I wonder if I am actually a Digital Native? I learned to code when the foundations for the digital economy were laid and I was into the Internet as soon as it was out. I haven’t watched TV since approximately the day the world wide web was launched. I was fairly early on Twitter but did resist quite a long time before opening a Facebook account. I feel really digitally native. And when I was a teenager, I definitely had FOMO (Fear of Missing Out). I even wrote the very definition of it in my little notebook: “So many express trains I have to catch”. The stress of youth in the wide world of wonders.
According to the demographics, however, my children fit the definition of the Digital Native better than I do.
In recent years the term FOMO (fear of missing out) has become quite popular and has even been added to dictionaries. It is usually connected with the always-on generation of Digital Natives – you know – the generation that were raised on Youtube tutorials and who eat Instagram for breakfast. There is actually scientific research showing that the effect of social media on your brain is similar to that of drugs, alcohol and cigarettes. How cool is that? – drugs that don’t hurt your body, only your brain, available day and night.
But social media also has another effect on people. Have you noticed how everyone is always happy and good looking on social media? I reconnected with a friend IRL (in real life) a while back and told him how happy I was for him because he always seemed to be having a great time.
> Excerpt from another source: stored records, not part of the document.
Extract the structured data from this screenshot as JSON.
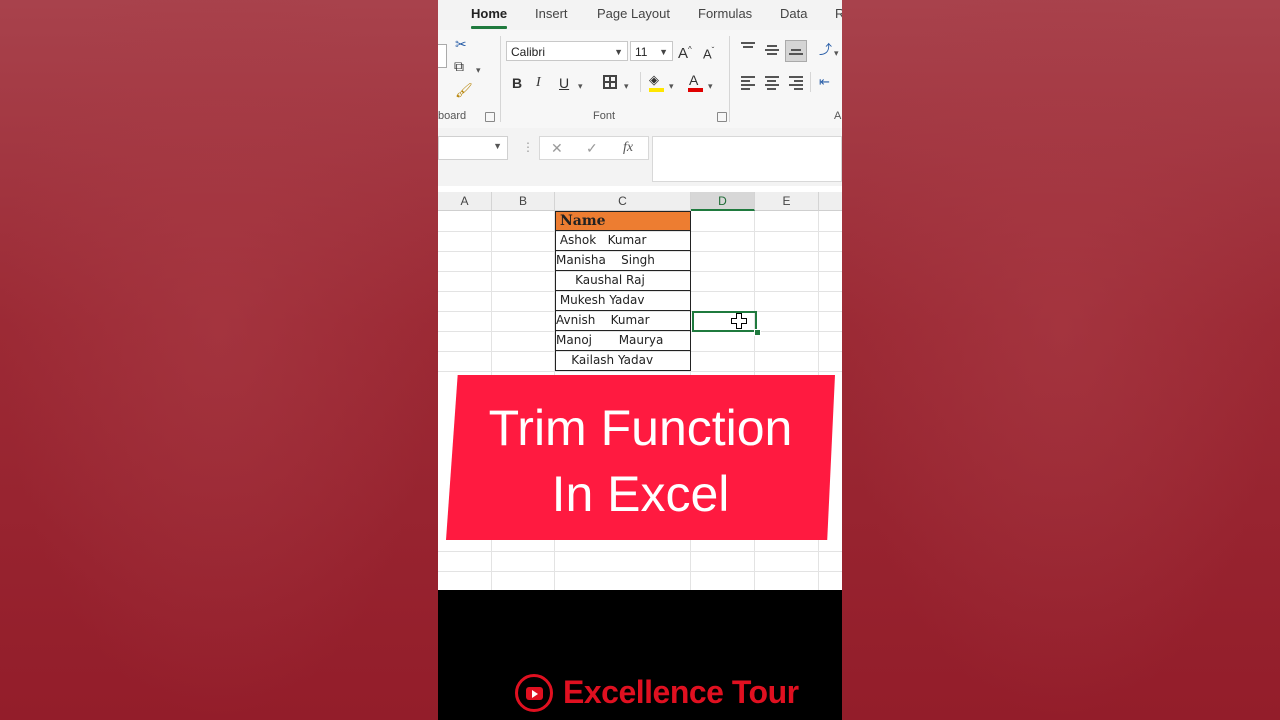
{
  "ribbon": {
    "tabs": [
      {
        "label": "Home",
        "active": true
      },
      {
        "label": "Insert"
      },
      {
        "label": "Page Layout"
      },
      {
        "label": "Formulas"
      },
      {
        "label": "Data"
      },
      {
        "label": "R"
      }
    ],
    "clipboard_label_partial": "board",
    "font": {
      "group_label": "Font",
      "font_name": "Calibri",
      "font_size": "11",
      "buttons": [
        "bold",
        "italic",
        "underline",
        "borders",
        "fill-color",
        "font-color"
      ],
      "bold_glyph": "B",
      "italic_glyph": "I",
      "underline_glyph": "U",
      "font_color_glyph": "A"
    },
    "alignment_label_partial": "A"
  },
  "formula_bar": {
    "name_box": "",
    "formula": ""
  },
  "sheet": {
    "columns": [
      "A",
      "B",
      "C",
      "D",
      "E"
    ],
    "selected_column": "D",
    "header_cell": "Name",
    "names": [
      " Ashok   Kumar",
      "Manisha    Singh",
      "     Kaushal Raj",
      " Mukesh Yadav",
      "Avnish    Kumar",
      "Manoj       Maurya",
      "    Kailash Yadav"
    ]
  },
  "banner": {
    "line1": "Trim Function",
    "line2": "In Excel"
  },
  "footer": {
    "channel": "Excellence Tour"
  },
  "colors": {
    "background": "#9c2a35",
    "header_fill": "#ed7d31",
    "banner": "#ff1a40",
    "excel_green": "#1f7a3e",
    "channel_red": "#e01020"
  }
}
And then he said “Ah, you know, a divorce is never fun”. He didn’t even know I didn’t know. When his wife suddenly changed last name on Facebook, that was a big event as well. Most people had no clue. And I count them both as friends. Sort of. Well more than Facebook friends at least…
I think most users of social media feel that pressure of having to look good, be seen with the right people, do the right activities. Do we have any social media burn-outs yet? I think they are on their way for those who are in always-on mode.
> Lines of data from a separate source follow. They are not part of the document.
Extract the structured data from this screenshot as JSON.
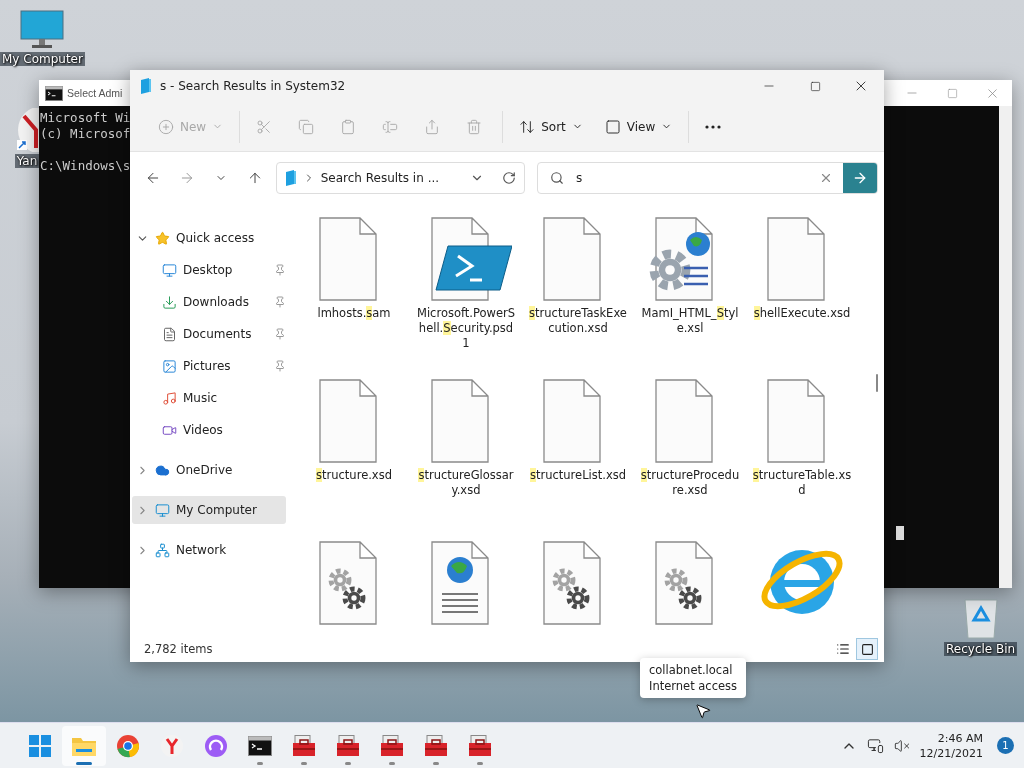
{
  "desktop_icons": [
    {
      "kind": "computer",
      "label": "My Computer"
    },
    {
      "kind": "yandex",
      "label": "Yan"
    },
    {
      "kind": "recycle",
      "label": "Recycle Bin"
    }
  ],
  "console": {
    "title": "Select Admi",
    "lines": [
      "Microsoft Wi",
      "(c) Microsof"
    ],
    "prompt": "C:\\Windows\\s"
  },
  "explorer": {
    "title": "s - Search Results in System32",
    "toolbar_groups": [
      [
        {
          "kind": "new",
          "label": "New",
          "disabled": true
        }
      ],
      [
        {
          "kind": "cut",
          "disabled": true
        },
        {
          "kind": "copy",
          "disabled": true
        },
        {
          "kind": "paste",
          "disabled": true
        },
        {
          "kind": "rename",
          "disabled": true
        },
        {
          "kind": "share",
          "disabled": true
        },
        {
          "kind": "delete",
          "disabled": true
        }
      ],
      [
        {
          "kind": "sort",
          "label": "Sort",
          "disabled": false
        },
        {
          "kind": "view",
          "label": "View",
          "disabled": false
        }
      ],
      [
        {
          "kind": "more",
          "disabled": false
        }
      ]
    ],
    "address": "Search Results in ...",
    "search": {
      "value": "s"
    },
    "nav": [
      {
        "kind": "star",
        "label": "Quick access",
        "expanded": true,
        "selected": false,
        "children": [
          {
            "kind": "desktop",
            "label": "Desktop",
            "pinned": true,
            "selected": false
          },
          {
            "kind": "downloads",
            "label": "Downloads",
            "pinned": true,
            "selected": false
          },
          {
            "kind": "documents",
            "label": "Documents",
            "pinned": true,
            "selected": false
          },
          {
            "kind": "pictures",
            "label": "Pictures",
            "pinned": true,
            "selected": false
          },
          {
            "kind": "music",
            "label": "Music",
            "pinned": false,
            "selected": false
          },
          {
            "kind": "videos",
            "label": "Videos",
            "pinned": false,
            "selected": false
          }
        ]
      },
      {
        "kind": "cloud",
        "label": "OneDrive",
        "expanded": false,
        "selected": false
      },
      {
        "kind": "computer",
        "label": "My Computer",
        "expanded": false,
        "selected": true
      },
      {
        "kind": "network",
        "label": "Network",
        "expanded": false,
        "selected": false
      }
    ],
    "files": [
      {
        "kind": "blank",
        "name": {
          "before": "lmhosts.",
          "match": "s",
          "after": "am"
        }
      },
      {
        "kind": "powershell",
        "name": {
          "before": "Microsoft.PowerShell.",
          "match": "S",
          "after": "ecurity.psd1"
        }
      },
      {
        "kind": "blank",
        "name": {
          "match": "s",
          "after": "tructureTaskExecution.xsd"
        }
      },
      {
        "kind": "xsl",
        "name": {
          "before": "MamI_HTML_",
          "match": "S",
          "after": "tyle.xsl"
        }
      },
      {
        "kind": "blank",
        "name": {
          "match": "s",
          "after": "hellExecute.xsd"
        }
      },
      {
        "kind": "blank",
        "name": {
          "match": "s",
          "after": "tructure.xsd"
        }
      },
      {
        "kind": "blank",
        "name": {
          "match": "s",
          "after": "tructureGlossary.xsd"
        }
      },
      {
        "kind": "blank",
        "name": {
          "match": "s",
          "after": "tructureList.xsd"
        }
      },
      {
        "kind": "blank",
        "name": {
          "match": "s",
          "after": "tructureProcedure.xsd"
        }
      },
      {
        "kind": "blank",
        "name": {
          "match": "s",
          "after": "tructureTable.xsd"
        }
      },
      {
        "kind": "dll"
      },
      {
        "kind": "html"
      },
      {
        "kind": "dll"
      },
      {
        "kind": "dll"
      },
      {
        "kind": "ie"
      }
    ],
    "status": "2,782 items",
    "views": [
      {
        "kind": "details",
        "selected": false
      },
      {
        "kind": "icons",
        "selected": true
      }
    ]
  },
  "tooltip": [
    "collabnet.local",
    "Internet access"
  ],
  "taskbar": {
    "apps": [
      {
        "kind": "start",
        "running": false,
        "active": false
      },
      {
        "kind": "explorer",
        "running": true,
        "active": true
      },
      {
        "kind": "chrome",
        "running": false,
        "active": false
      },
      {
        "kind": "yandex",
        "running": false,
        "active": false
      },
      {
        "kind": "alice",
        "running": false,
        "active": false
      },
      {
        "kind": "console",
        "running": true,
        "active": false
      },
      {
        "kind": "toolbox",
        "running": true,
        "active": false
      },
      {
        "kind": "toolbox",
        "running": true,
        "active": false
      },
      {
        "kind": "toolbox",
        "running": true,
        "active": false
      },
      {
        "kind": "toolbox",
        "running": true,
        "active": false
      },
      {
        "kind": "toolbox",
        "running": true,
        "active": false
      }
    ],
    "time": "2:46 AM",
    "date": "12/21/2021",
    "badge": "1"
  }
}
And then there are those who are not on all the time. The you’s and me’s. Well, I am actually on quite regularly in my efforts to build awareness for the Search Strategies Report I published, but it just means I have the FOLS more often than most. We are the ones who are a little reluctant to show our faces, our bodies, our kids, our house, our car. When you then, for some reason – personal or professional – feel that you must post on social media, it suddenly strikes you. The Fear of Looking Stupid. FOLS-struck. I have known for a long time that I have it.
And then I recently discovered that FOLS is not just something I have. I think this was in a discussion on Twitter with a new friend who had acquired some internet fame thanks to videos he made and who told about the number of rounds of his living room he would do before going in front of the camera. He is definitely part of this other group of digital natives that are really uncomfortable in front of a screen and seeing themselves on camera. Not that you can see it when he is live of course… In that discussion I suggested he maybe was suffering from FOLS as well. I told him the solution was definitely Nike. I also shared – and regretted afterwards – how stupid, old and with a deformed face, I look when I do video reports. Aargh.
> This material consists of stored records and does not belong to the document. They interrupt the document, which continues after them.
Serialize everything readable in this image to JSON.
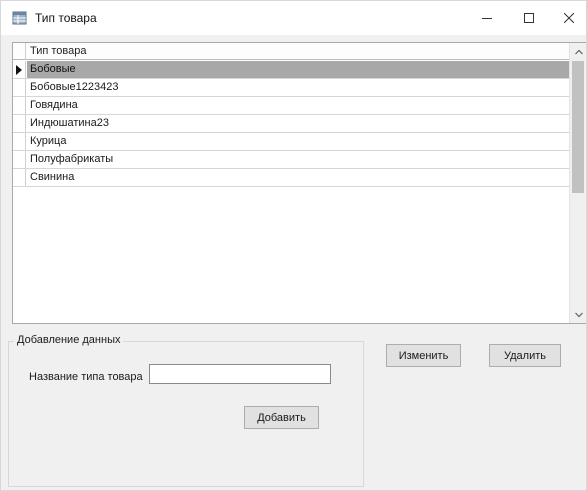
{
  "window": {
    "title": "Тип товара",
    "icon": "database-table-icon"
  },
  "grid": {
    "column_header": "Тип товара",
    "rows": [
      {
        "value": "Бобовые",
        "selected": true
      },
      {
        "value": "Бобовые1223423",
        "selected": false
      },
      {
        "value": "Говядина",
        "selected": false
      },
      {
        "value": "Индюшатина23",
        "selected": false
      },
      {
        "value": "Курица",
        "selected": false
      },
      {
        "value": "Полуфабрикаты",
        "selected": false
      },
      {
        "value": "Свинина",
        "selected": false
      }
    ],
    "selection_color": "#a8a8a8"
  },
  "add_group": {
    "title": "Добавление данных",
    "field_label": "Название типа товара",
    "field_value": "",
    "add_button": "Добавить"
  },
  "actions": {
    "edit_button": "Изменить",
    "delete_button": "Удалить"
  }
}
I googled the term afterwards, discovered that Fear of Looking Stupid was real although I thought I had just invented it. Other people talking about FOLS, the younger brother of Imposter Syndrome. I also started noticing discussions on the more professional network, LinkedIn, between people who were surely less digitally native than myself asking how to expand your network on social networks and getting the same range of ever-lasting by-the-book good-and-friendly advice from well-meaning peers: publish outstanding content, share engaging concepts, comment and interact in relevant discussions. “Yes, but what if I look totally stupid when I ask a question?”, what if people I know suddenly realize how Human I am, despite my SuperHero avatar?
The answer is Nike again, Just do it.
The thing is we have an invisible guardian angel. It is the social media algorithm itself. It will come to our rescue whenever we look moderately stupid or give silly or uninteresting comments. When nobody reacts to our publications, the algorithm will penalize that content. Uninteresting. Not worth sharing further. Not monetizable via advertising as people don’t care. And therefore nobody sees it. My new friend in that twitter discussion ignored my last comment – thank heaven – and my silly message just drowned in the vast ocean of never-seen content on the internet thanks to my guardian angel.
People don’t talk so much about Fear of Looking Stupid – do you know why? Well, because they are afraid they will look stupid when they do. So really, be fearless, most of what you publish on the internet will never be seen and most of your comments will not generate any reaction. Just as most web pages are never visited and most blog posts never read. There are very few exceptions: if you have more sworn enemies than loyal friends or prone strongly controversial standpoints. In those cases, you can become infamous really quickly as your smallest false step will be detected and bloated up by those who don’t appreciate you. But frankly, that is the case for a small minority of people and you are surely not one of them, so walk without fear, express your opinions, they are worth it! Share your ideas, exchange with people, like things you like and ask questions when in doubt.
Almost like in real life.